:: PROBLEM STATEMENT ::
Copy out every line of the records where the string "JSON" occurs.

════════════════

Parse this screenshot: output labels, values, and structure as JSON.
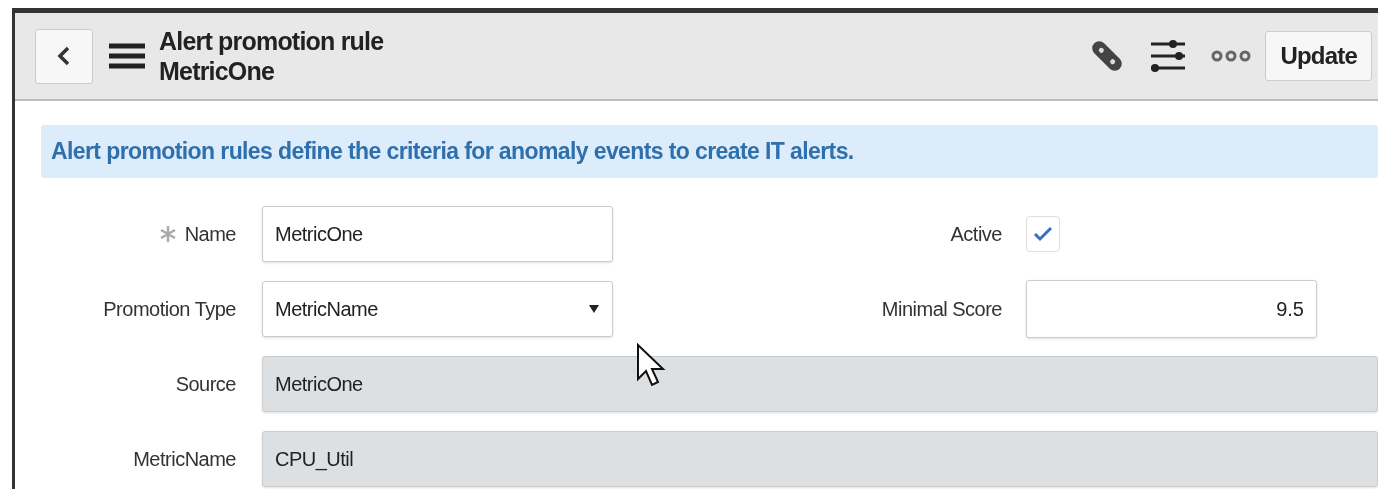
{
  "header": {
    "title": "Alert promotion rule",
    "subtitle": "MetricOne",
    "update_button": "Update"
  },
  "info_message": "Alert promotion rules define the criteria for anomaly events to create IT alerts.",
  "form": {
    "left": [
      {
        "kind": "text",
        "label": "Name",
        "required": true,
        "value": "MetricOne",
        "disabled": false
      },
      {
        "kind": "select",
        "label": "Promotion Type",
        "required": false,
        "value": "MetricName",
        "disabled": false
      }
    ],
    "right": [
      {
        "kind": "checkbox",
        "label": "Active",
        "checked": true
      },
      {
        "kind": "number",
        "label": "Minimal Score",
        "value": "9.5"
      }
    ],
    "full": [
      {
        "kind": "text",
        "label": "Source",
        "required": false,
        "value": "MetricOne",
        "disabled": true
      },
      {
        "kind": "text",
        "label": "MetricName",
        "required": false,
        "value": "CPU_Util",
        "disabled": true
      }
    ]
  }
}
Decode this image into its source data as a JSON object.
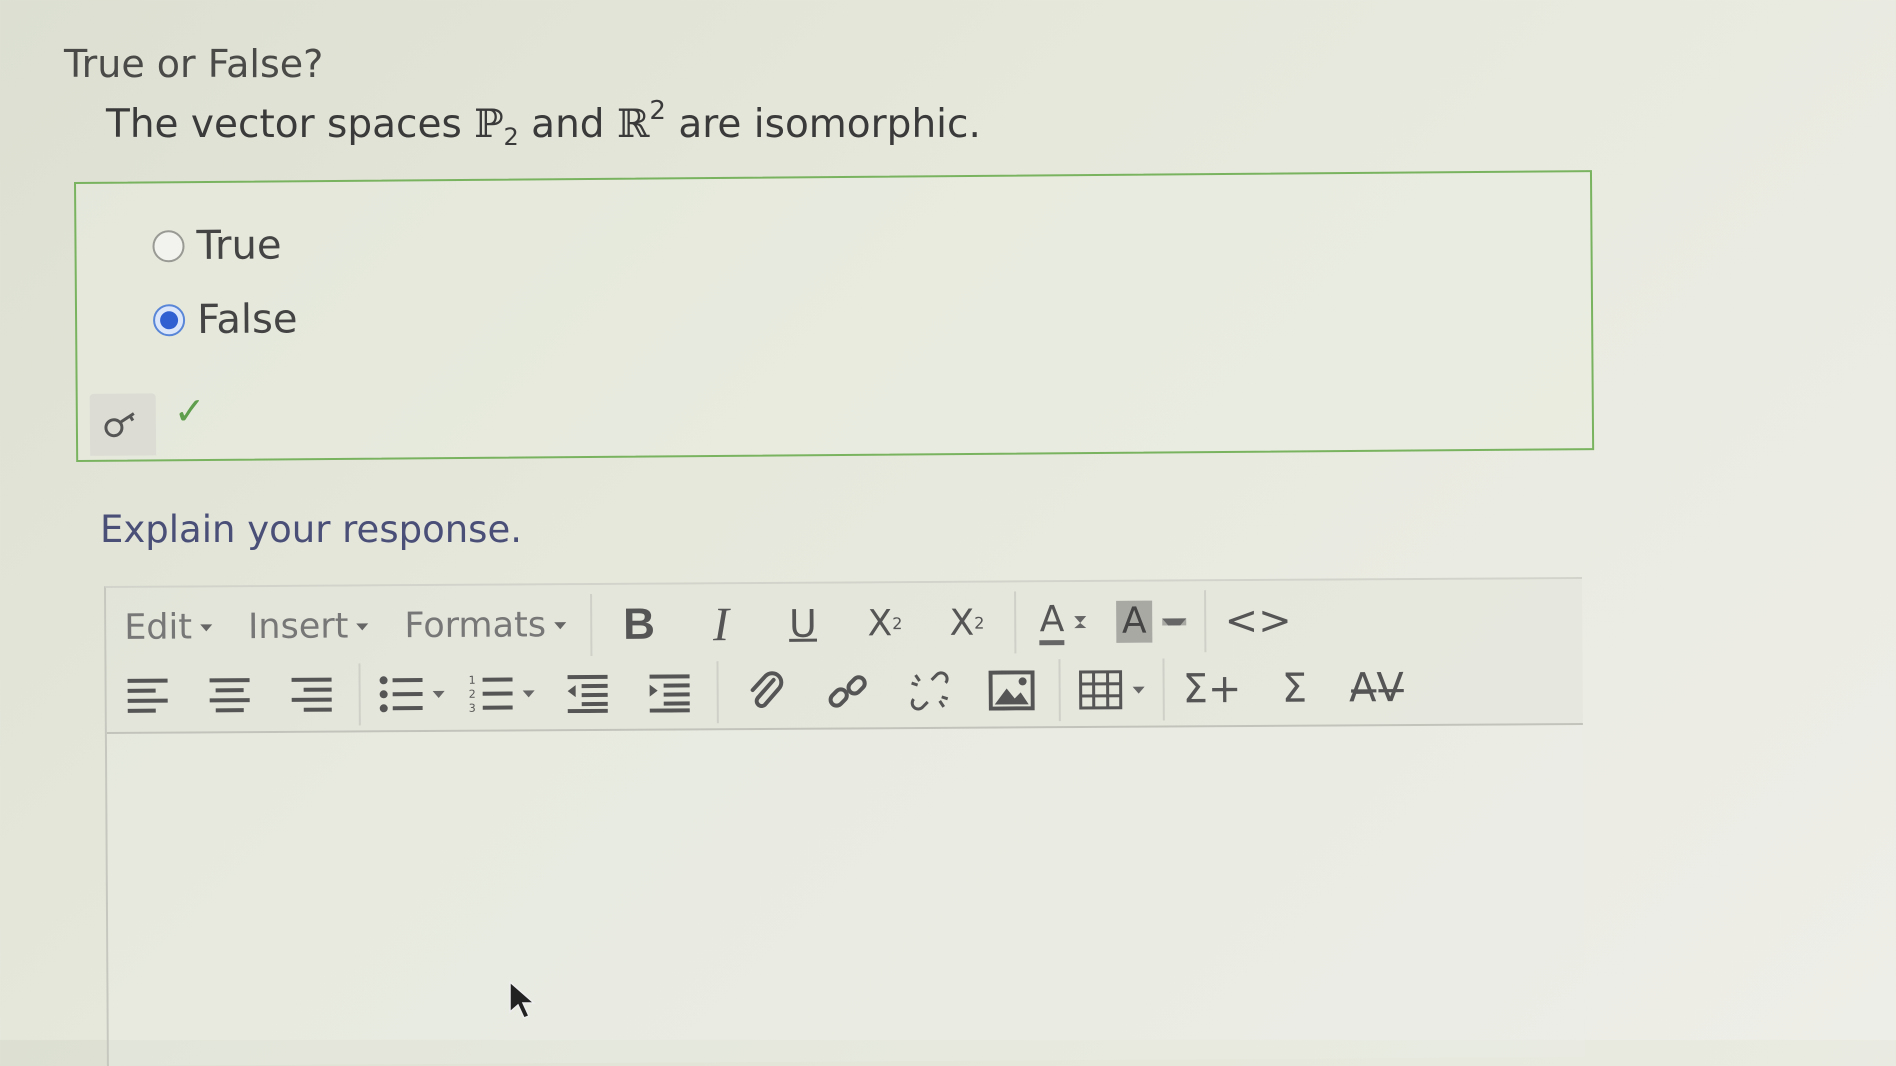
{
  "question": {
    "title": "True or False?",
    "statement_pre": "The vector spaces ",
    "p_symbol": "ℙ",
    "p_sub": "2",
    "and_text": " and ",
    "r_symbol": "ℝ",
    "r_sup": "2",
    "statement_post": " are isomorphic."
  },
  "choices": [
    {
      "label": "True",
      "selected": false
    },
    {
      "label": "False",
      "selected": true
    }
  ],
  "status": {
    "key_icon": "key-icon",
    "correct_icon": "checkmark-icon",
    "correct_color": "#5e9e4c"
  },
  "explain": {
    "prompt": "Explain your response."
  },
  "toolbar": {
    "menus": [
      "Edit",
      "Insert",
      "Formats"
    ],
    "bold": "B",
    "italic": "I",
    "underline": "U",
    "subscript": "X",
    "subscript_small": "2",
    "superscript": "X",
    "superscript_small": "2",
    "font_color": "A",
    "bg_color": "A",
    "code": "<>",
    "sigma_plus": "Σ+",
    "sigma": "Σ",
    "special_chars": "A̶V̶"
  },
  "colors": {
    "selected_radio": "#2f5fd0",
    "box_border": "#79b35f",
    "prompt_text": "#4a4f78"
  }
}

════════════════

:: SOLVED EXERCISE ::
Parse this screenshot: output labels, values, and structure as JSON.
Decode this image into its source data as a JSON object.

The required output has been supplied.